“We walked around the back of the pub and climbed onto the bins and then onto the roof of the toilet block.
“It didn’t look too far from the roof to the ground.
“I somehow landed on my feet without falling over but as I hit the ground I felt an extraordinary amount of force go through my legs and feet.
“My ankles resembled a pair of beach balls, the pain was so great, I knew I’d broken both of my ankles.”
Johnson would endure countless surgeries to try and have his ankles repaired along with having scar tissue removed. Luckily, he recovered and went on to have a storeyed career.
Having made his debut in 2002 behind a total of 12 games, Johnson set off to enjoy his first AFL footy trip.
Along with a large group of Cats teammates, the destination was Bali and the famous party district of Kuta.
The group began drinking heavily and the men found themselves in the two hot spots in Kuta, Paddy’s Bar and Sari Club, at the end of each day. On the last night however, things didn’t go to plan.
“It was just before 11pm when I grabbed my wallet from a table besides the pool,” he wrote.
“As the last few members of our group climbed out of the pool, I decided to quickly run to my room and grab a fresh shirt.
“I reached for the light switch and the light flickered on.
“Suddenly, I was blasted from my state of semi-drunkennes by a deafening noise. All the lights went out.”
The date was October 12, 2002 and the noise was the sound of two bombs.
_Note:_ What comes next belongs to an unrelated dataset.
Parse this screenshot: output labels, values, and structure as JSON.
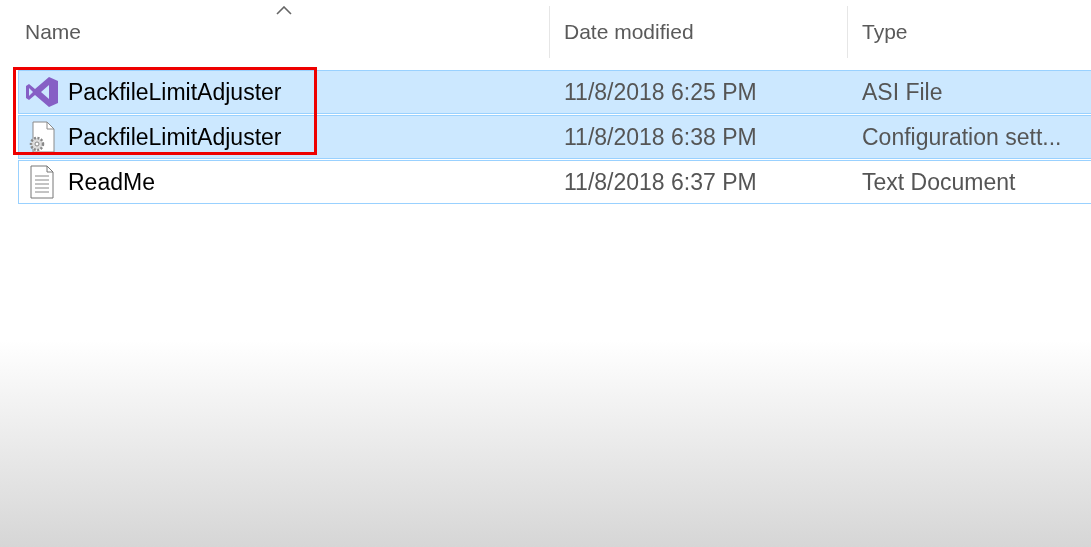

One detonated inside Paddy’s Bar with the other on the street in between both Paddy’s Bar and Sari Club.
“We were so lucky, every other night we were in the Sari Club or Paddy’s Bar at the time the bomb went off.
“It was a twist of fate that saved us.”
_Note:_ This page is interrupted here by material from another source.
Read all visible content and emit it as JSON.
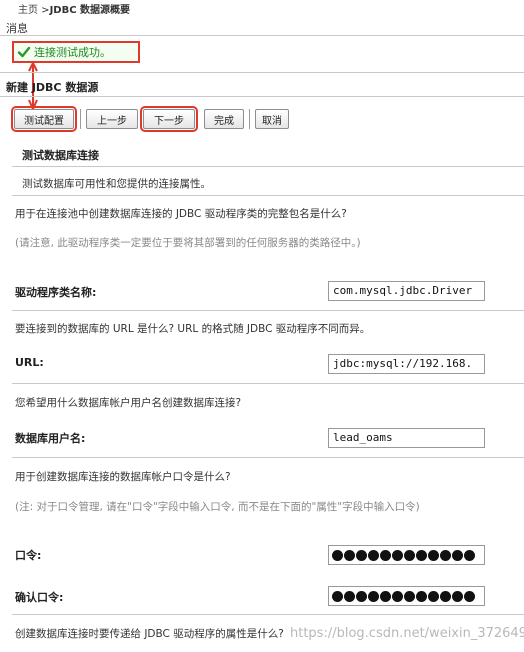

Entering into the 2015 season and with no contract on the table for the next year, Johnson was keen to show that despite being 31, he still had plenty of life left in him.
After two successful seasons in which he polled an impressive 44 Brownlow votes, his best finish came in 2013 when he finished fifth on 25.
Johnson spent the majority of the 2015 season playing in his usual half forward role and ended up kicking the most goals (30) he had since the 2011 season (37).
Unfortunately the Cats finished tenth on the ladder and missed out on a place in the finals, the first time they’d not played in September since 2006.
With that, Johnson saw the writing on the wall and knew the club would move towards a younger team.
“I told Scotty and Hock that I’d be a good clubman and work with the young blokes as part of heading towards my goal of coaching.
“I walked out thinking I had a chance to survive.
Then the moment came and hit Johnson when he knew his time at the cattery was all but over.
“I looked towards Scotty but he turned away, my stomach turned.
“I reckon I've just been given the a***.”
The 2015 season would ultimately end up being the last time Johnson would don the blue and white hoops of the Cats but wasn’t the end of his AFL career.
Grand Finals are what every single player in the AFL strives to take part in. Getting there is one story, but being healthy is another.
Injuries plagued Johnson throughout his career and none hit harder than the one prior to the 2011 Grand Final when the Cats were set to face off against the Collingwood Magpies.
It was during the preliminary final that a seemingly innocuous tackle from West Coast Eagles midfielder Andrew Embley almost derailed the chance for a third premiership medal.
“I could see that my kneecap was off to the side of my leg, the pain was excruciating. I had never felt anything like it.”
As any player will tell you though, you’ll do anything in your powers to prove that you’re right to go for a big game, even if that means lying to the coach.
“The final decision on whether I played would be made the day of the game, Scotty looked me in the eye and said ‘you’ve got to be 100 per cent honest with me’.
“Scotty knocked on my door, I quickly ripped off the big icepack and hit it under the bed before letting him in.
“I’m right to go.”
Of course the decision to ultimately play, after a few injections, paid dividends as Johnson ended the game with 14 disposals and slotted a casual four goals to help the Cats claim their third premiership cup.